The scientific article Assessing fitness to drive—A validation study on patients with mild cognitive impairment has recently been published by Taylor & Francis Online. Among the authors of the article are SWOV-researchers Ragnhild Davidse and Jolieke de Groot.

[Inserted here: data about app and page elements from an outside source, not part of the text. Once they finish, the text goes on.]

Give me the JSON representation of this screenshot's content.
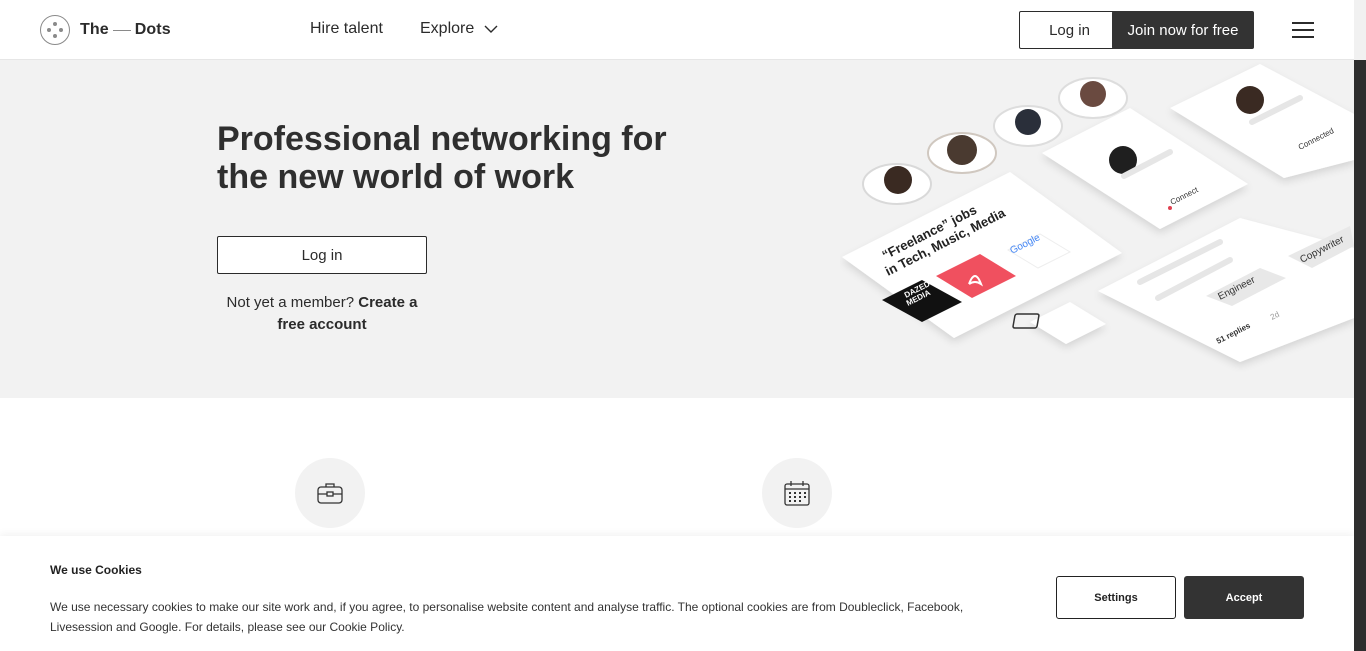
{
  "header": {
    "brand_left": "The",
    "brand_right": "Dots",
    "nav": {
      "hire_talent": "Hire talent",
      "explore": "Explore"
    },
    "login_label": "Log in",
    "join_label": "Join now for free"
  },
  "hero": {
    "title": "Professional networking for the new world of work",
    "login_label": "Log in",
    "member_prompt": "Not yet a member?",
    "create_account": "Create a free account"
  },
  "illustration": {
    "jobs_line1": "“Freelance” jobs",
    "jobs_line2": "in Tech, Music, Media",
    "google_logo": "Google",
    "dazed_line1": "DAZED",
    "dazed_line2": "MEDIA",
    "connect": "Connect",
    "connected": "Connected",
    "tag_engineer": "Engineer",
    "tag_copywriter": "Copywriter",
    "replies": "51 replies",
    "time_ago": "2d"
  },
  "features": {
    "icons": [
      "briefcase-icon",
      "calendar-icon"
    ]
  },
  "cookie": {
    "title": "We use Cookies",
    "text": "We use necessary cookies to make our site work and, if you agree, to personalise website content and analyse traffic. The optional cookies are from Doubleclick, Facebook, Livesession and Google. For details, please see our Cookie Policy.",
    "settings_label": "Settings",
    "accept_label": "Accept"
  },
  "colors": {
    "accent_dark": "#333333",
    "hero_bg": "#f2f2f2",
    "airbnb": "#f0505f"
  }
}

Currently, about 250 000 people in the Netherlands suffer from dementia. In 2040, this number is expected to have doubled. Research shows that although drivers with early dementia have an increased risk of crashes, they can often still drive safely. Recently, a strategy was composed for the assessment of their fitness to drive, consisting of clinical interviews, a neuropsychological assessment, and driving simulator rides. A selection of tests and parameters of the new approach revealed a predictive accuracy of 97.4% for the prediction of practical fitness to drive on an initial sample of patients with Alzheimer’s dementia. The aim of the present study was to explore whether the selected variables would be equally predictive (i.e. valid) for a closely related group of patients, i.e. patients with Mild Cognitive Impairment (MCI). Analysis showed that the selected measures were adequately accurate in identifying fitness to drive in patients with MCI. A combination of neuropsychological assessment and driving simulator rides provided the most valid prediction of fitness to drive in the MCI sample, whereas clinical interviews were not significantly predictive for fitness to drive in this sample.